• Home
  • KU-EHS March Safety Tip: Painkillers Driving Addiction, Overdose

KU-EHS March Safety Tip: Painkillers Driving Addiction, Overdose

Friday, March 1, 2019

NSC: Americans Now More Likely to Die of Accidental Opioid Overdose than Motor Vehicle Crash

Pills

The odds of dying accidentally from an opioid overdose have risen to one in 96, surpassing the odds of dying in a motor vehicle crash (one in 103), according to analysis by the National Safety Council.

Painkillers Driving Addiction, Overdose

Drug poisoning is now the No. 1 cause of unintentional death in the United States. Every day, more than 100 people die from opioid drugs –  37,814 people every year – and many of these overdoses are from prescription opioid medicine.

Many adults prescribed opioids by doctors and subsequently become addicted or move from pills to heroin. Seventy percent of people who have abused prescription painkillers reported getting them from friends or relatives. Most people don't even know that sharing opioids is a felony.

People who take opioid painkillers for too long and in doses too large are more at risk of addiction and more likely to die of drug poisoning. The numbers are staggering. A survey by the Substance Abuse and Medical Health Services Administration says there are 4.3 million nonmedical users of painkillers. Nearly 2 million people have painkiller substance use disorders.

"Painkillers don't kill pain. They kill people," says Dr. Don Teater. People think taking opioids is the best way to treat pain. But the reality is other non-addictive medicines are just as effective, including many over-the-counter drugs such as ibuprofen or naproxen.

Learn How to Help Keep Loved Ones Alive

National Safety Council is here to provide answers for families, resources for employers and prescribers, and information to help keep you safe at home and in your community:

Opioids: By the Numbers

Opioid Drugs include both prescription and illicit drugs. Like heroin, opioid painkillers come from the poppy plant.

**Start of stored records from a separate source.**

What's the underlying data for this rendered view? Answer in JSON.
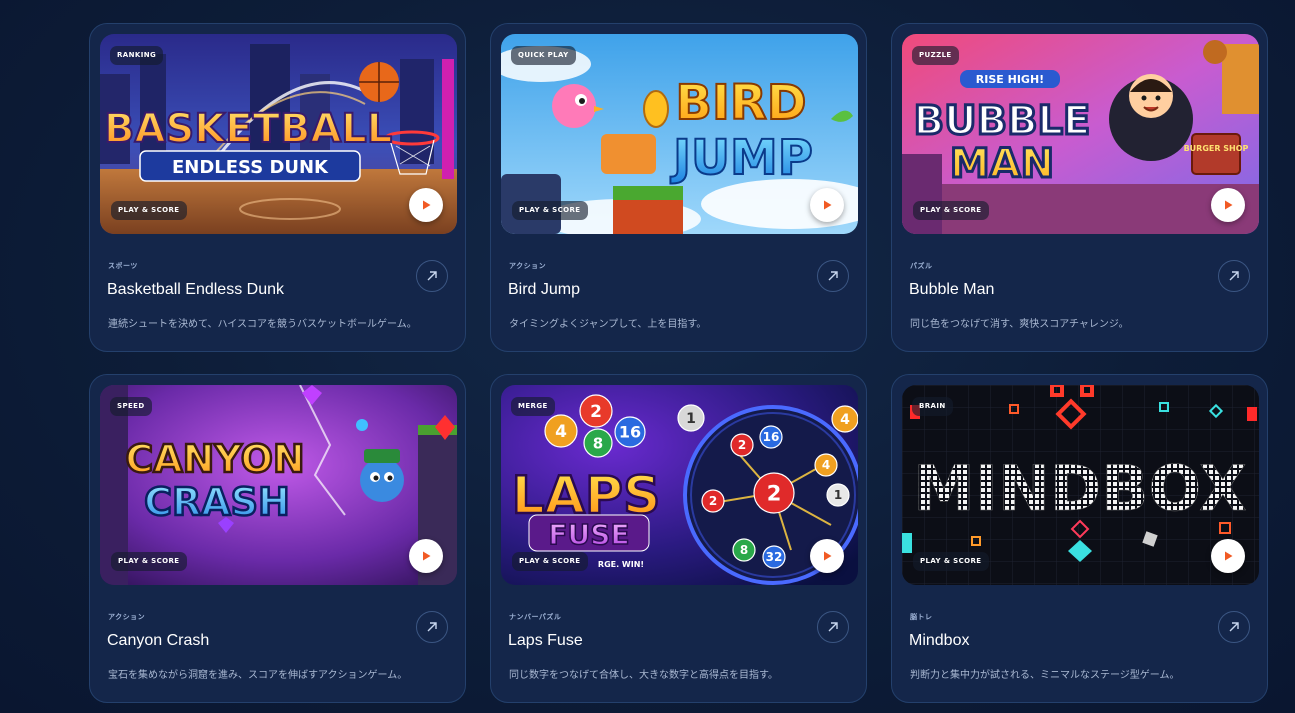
{
  "games": [
    {
      "id": "basketball",
      "badge_top": "RANKING",
      "badge_bottom": "PLAY & SCORE",
      "category": "スポーツ",
      "title": "Basketball Endless Dunk",
      "description": "連続シュートを決めて、ハイスコアを競うバスケットボールゲーム。",
      "logo_line1": "BASKETBALL",
      "logo_line2": "ENDLESS DUNK"
    },
    {
      "id": "birdjump",
      "badge_top": "QUICK PLAY",
      "badge_bottom": "PLAY & SCORE",
      "category": "アクション",
      "title": "Bird Jump",
      "description": "タイミングよくジャンプして、上を目指す。",
      "logo_line1": "BIRD",
      "logo_line2": "JUMP"
    },
    {
      "id": "bubbleman",
      "badge_top": "PUZZLE",
      "badge_bottom": "PLAY & SCORE",
      "category": "パズル",
      "title": "Bubble Man",
      "description": "同じ色をつなげて消す、爽快スコアチャレンジ。",
      "logo_tag": "RISE HIGH!",
      "logo_line1": "BUBBLE",
      "logo_line2": "MAN",
      "shop_sign": "BURGER SHOP"
    },
    {
      "id": "canyoncrash",
      "badge_top": "SPEED",
      "badge_bottom": "PLAY & SCORE",
      "category": "アクション",
      "title": "Canyon Crash",
      "description": "宝石を集めながら洞窟を進み、スコアを伸ばすアクションゲーム。",
      "logo_line1": "CANYON",
      "logo_line2": "CRASH"
    },
    {
      "id": "lapsfuse",
      "badge_top": "MERGE",
      "badge_bottom": "PLAY & SCORE",
      "category": "ナンバーパズル",
      "title": "Laps Fuse",
      "description": "同じ数字をつなげて合体し、大きな数字と高得点を目指す。",
      "logo_line1": "LAPS",
      "logo_line2": "FUSE",
      "logo_tag": "RGE. WIN!",
      "balls": [
        "2",
        "4",
        "8",
        "16",
        "1",
        "2",
        "16",
        "4",
        "1",
        "2",
        "2",
        "8",
        "32",
        "4"
      ]
    },
    {
      "id": "mindbox",
      "badge_top": "BRAIN",
      "badge_bottom": "PLAY & SCORE",
      "category": "脳トレ",
      "title": "Mindbox",
      "description": "判断力と集中力が試される、ミニマルなステージ型ゲーム。",
      "logo_line1": "MINDBOX"
    }
  ],
  "colors": {
    "page_bg": "#0d1d38",
    "card_bg": "#14264a",
    "card_border": "#24406c",
    "play_accent": "#f15a24",
    "title_text": "#ffffff",
    "muted_text": "#a9b8d2"
  },
  "icons": {
    "play": "play-icon",
    "open": "arrow-up-right-icon"
  }
}
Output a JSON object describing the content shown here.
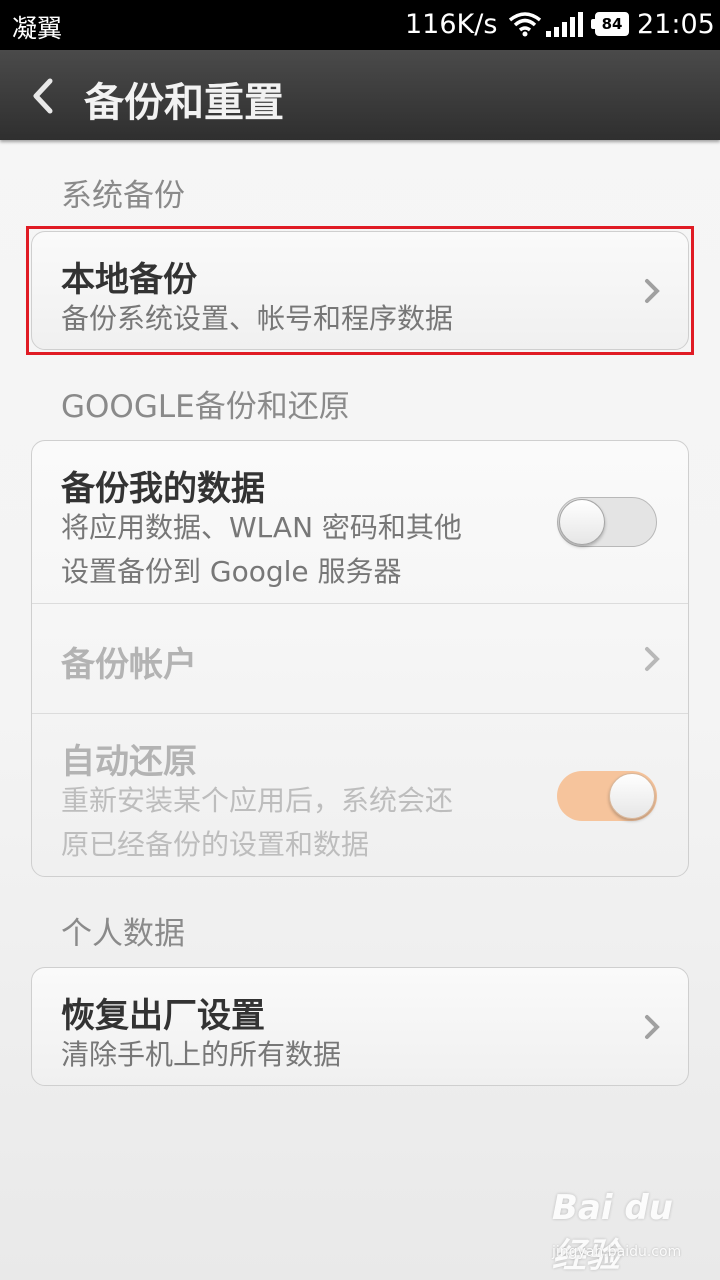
{
  "status_bar": {
    "carrier": "凝翼",
    "net_speed": "116K/s",
    "battery": "84",
    "time": "21:05"
  },
  "header": {
    "title": "备份和重置"
  },
  "sections": {
    "system_backup": {
      "label": "系统备份",
      "local_backup": {
        "title": "本地备份",
        "subtitle": "备份系统设置、帐号和程序数据"
      }
    },
    "google_backup": {
      "label": "GOOGLE备份和还原",
      "backup_my_data": {
        "title": "备份我的数据",
        "subtitle_line1": "将应用数据、WLAN 密码和其他",
        "subtitle_line2": "设置备份到 Google 服务器",
        "enabled": false
      },
      "backup_account": {
        "title": "备份帐户"
      },
      "auto_restore": {
        "title": "自动还原",
        "subtitle_line1": "重新安装某个应用后，系统会还",
        "subtitle_line2": "原已经备份的设置和数据",
        "enabled": true
      }
    },
    "personal_data": {
      "label": "个人数据",
      "factory_reset": {
        "title": "恢复出厂设置",
        "subtitle": "清除手机上的所有数据"
      }
    }
  },
  "watermark": {
    "brand": "Bai du 经验",
    "url": "jingyan.baidu.com"
  },
  "colors": {
    "highlight": "#e01b24",
    "toggle_on": "#f6c49c",
    "header_bg": "#3b3b3b"
  }
}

  • The majority of preventable drug overdose deaths (69%) involve opioids, totaling 37,814 in 2016
  • Preventable opioid overdose deaths increased 29% in 2016, and 544% since 1999
  • The opioid category that includes morphine, oxycodone and hydrocodone was involved in 12,101 deaths in 2016
  • The drug category most frequently involved in opioid overdoses and growing at the fastest pace is synthetic opioids other than methadone (fentanyl, fentanyl analogs and tramadol)
  • Fentanyl accounted for 17,696 preventable deaths in 2016, representing a 106% increase over the 8,609 total in 2015
  • Heroin accounted for the second highest number of deaths, claiming 14,606 lives in 2016, a 19% increase over the 12,284 deaths in 2015

Get the Latest Information on Opioids

Receive email updates on preventing prescription drug misuse and overdose. Learn how you can join this initiative to save lives.

Source: National Safety Council



Report A Safety Concern

Report a concern to KU-EHS

KU Today
One of 34 U.S. public institutions in the prestigious Association of American Universities
44 nationally ranked graduate programs.
—U.S. News & World Report
Top 50 nationwide for size of library collection.
—ALA
5th nationwide for service to veterans —"Best for Vets: Colleges," Military Times